International Women’s Day first came out of the United States’ women’s movement starting in 1908.  Following the momentum of 15,000 women marching through the streets of New York City, National Women’s Day began to be celebrated in the US in 1909.  At the International Conference of Working Women in 1910, attendees voted unanimously to create an International Women’s Day. It was celebrated for the first time in 1911.  According to the website for the day, “More than one million women and men attended IWD rallies campaigning for women’s rights to work, vote, be trained, to hold public office and end discrimination”.

In 1975, the United Nation’s celebrated International Women’s Day for the first time and the holiday was reinvigorated with the invention of the internet and international data sharing.  Today it is celebrated around the world with parades and marches to increase women’s visibility across numerous sectors and continue the fight for women’s rights.1

The Institute for Community Health (ICH)

ICH is a nonprofit consulting firm that provides participatory evaluation, applied research, and planning for hospitals, health centers, health departments, and community-based organizations.   ICH strongly believes in the power of collaborative work for collective change, and strives to work to create gender equity through health.

Program Spotlight: Bridges to Moms
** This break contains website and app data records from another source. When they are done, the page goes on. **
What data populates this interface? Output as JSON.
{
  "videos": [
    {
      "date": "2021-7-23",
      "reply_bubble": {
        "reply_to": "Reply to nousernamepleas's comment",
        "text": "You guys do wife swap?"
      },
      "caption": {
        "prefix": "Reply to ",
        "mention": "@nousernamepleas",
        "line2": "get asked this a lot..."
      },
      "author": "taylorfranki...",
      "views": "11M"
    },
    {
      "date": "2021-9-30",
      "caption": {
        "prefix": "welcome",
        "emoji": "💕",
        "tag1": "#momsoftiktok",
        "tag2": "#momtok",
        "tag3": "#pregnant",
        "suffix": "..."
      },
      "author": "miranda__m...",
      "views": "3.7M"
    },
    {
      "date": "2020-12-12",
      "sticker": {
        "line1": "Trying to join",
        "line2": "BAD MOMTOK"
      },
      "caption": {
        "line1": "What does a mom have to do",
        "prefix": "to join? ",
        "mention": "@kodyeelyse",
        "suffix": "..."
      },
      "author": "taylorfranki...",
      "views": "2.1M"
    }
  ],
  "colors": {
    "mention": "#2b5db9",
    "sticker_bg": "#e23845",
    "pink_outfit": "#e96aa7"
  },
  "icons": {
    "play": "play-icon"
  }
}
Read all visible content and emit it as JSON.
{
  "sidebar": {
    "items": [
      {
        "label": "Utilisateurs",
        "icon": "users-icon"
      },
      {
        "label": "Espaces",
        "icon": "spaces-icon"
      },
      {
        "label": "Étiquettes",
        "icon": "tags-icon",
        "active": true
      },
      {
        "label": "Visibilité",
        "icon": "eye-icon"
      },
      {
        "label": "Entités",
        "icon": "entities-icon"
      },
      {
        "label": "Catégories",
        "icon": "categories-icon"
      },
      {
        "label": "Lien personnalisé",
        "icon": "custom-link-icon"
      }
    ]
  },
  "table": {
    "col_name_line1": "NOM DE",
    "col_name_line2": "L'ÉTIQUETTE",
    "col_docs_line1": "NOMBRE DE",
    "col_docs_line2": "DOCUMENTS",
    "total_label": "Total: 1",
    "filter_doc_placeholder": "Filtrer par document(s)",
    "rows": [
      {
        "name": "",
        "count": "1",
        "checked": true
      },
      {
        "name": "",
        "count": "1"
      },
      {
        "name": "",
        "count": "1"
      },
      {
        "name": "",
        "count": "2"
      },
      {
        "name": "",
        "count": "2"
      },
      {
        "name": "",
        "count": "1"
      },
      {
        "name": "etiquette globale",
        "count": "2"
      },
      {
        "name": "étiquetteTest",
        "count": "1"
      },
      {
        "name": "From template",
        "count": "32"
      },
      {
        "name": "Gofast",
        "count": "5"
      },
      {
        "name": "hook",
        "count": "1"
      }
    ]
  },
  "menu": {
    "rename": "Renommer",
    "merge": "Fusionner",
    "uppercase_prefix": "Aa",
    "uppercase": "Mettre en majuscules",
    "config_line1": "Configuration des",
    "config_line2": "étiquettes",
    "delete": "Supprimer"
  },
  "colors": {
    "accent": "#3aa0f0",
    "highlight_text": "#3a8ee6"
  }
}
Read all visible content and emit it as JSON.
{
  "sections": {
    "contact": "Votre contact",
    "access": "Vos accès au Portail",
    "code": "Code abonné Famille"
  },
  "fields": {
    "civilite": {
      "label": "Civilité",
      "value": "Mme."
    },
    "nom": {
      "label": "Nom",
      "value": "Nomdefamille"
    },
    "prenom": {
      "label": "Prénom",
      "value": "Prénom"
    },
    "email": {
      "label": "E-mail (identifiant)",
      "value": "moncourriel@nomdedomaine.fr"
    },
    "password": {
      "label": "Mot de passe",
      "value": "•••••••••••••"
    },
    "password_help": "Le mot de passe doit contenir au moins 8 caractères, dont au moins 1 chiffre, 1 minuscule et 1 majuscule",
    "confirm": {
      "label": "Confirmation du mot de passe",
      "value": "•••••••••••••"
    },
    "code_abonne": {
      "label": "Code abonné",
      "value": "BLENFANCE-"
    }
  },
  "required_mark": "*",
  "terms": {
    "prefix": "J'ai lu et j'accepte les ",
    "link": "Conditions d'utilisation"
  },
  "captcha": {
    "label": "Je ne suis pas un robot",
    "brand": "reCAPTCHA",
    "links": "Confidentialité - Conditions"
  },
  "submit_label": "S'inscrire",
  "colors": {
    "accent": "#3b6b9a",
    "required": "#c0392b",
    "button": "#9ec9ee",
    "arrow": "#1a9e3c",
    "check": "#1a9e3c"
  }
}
ICH is currently working with Health Care Without Walls to evaluate their Bridges to Moms program.  Bridges to Moms provides a variety of social services to homeless women who are pregnant or new mothers. The program supports women throughout their pregnancies and after.  Activities include case management, health education, housing assistance, and securing transportation, food, and baby supplies. Bridges to Moms works to ensure that women and babies have primary care providers after birth, have transportation to appointments, and are supported during the first year of the baby’s life. ICH is evaluating the Bridges to Moms program by conducting interviews with participants and facilitating staff focus groups, as well as using medical records to compare birth outcomes between Bridges to Moms participants and others who have delivered at Brigham and Women’s Hospital. ICH is helping Bridges to Moms understand the impact that they have on the women they work with, as well as understanding how the program can be strengthened to meet participant needs.

Bridges to Moms was started by Roseanna Means, MD, a warrior for social justice and one of CNN’s 2011 Heroes.2 Dr. Means, the dedicated staff of Bridges to Moms, the program beneficiaries, and the ICH evaluators together demonstrate the power of women-led programming and collaborative evaluation in advancing gender equity.

1.   All information about International Women’s Day came from

Abigail Tapper, MPH

Research Associate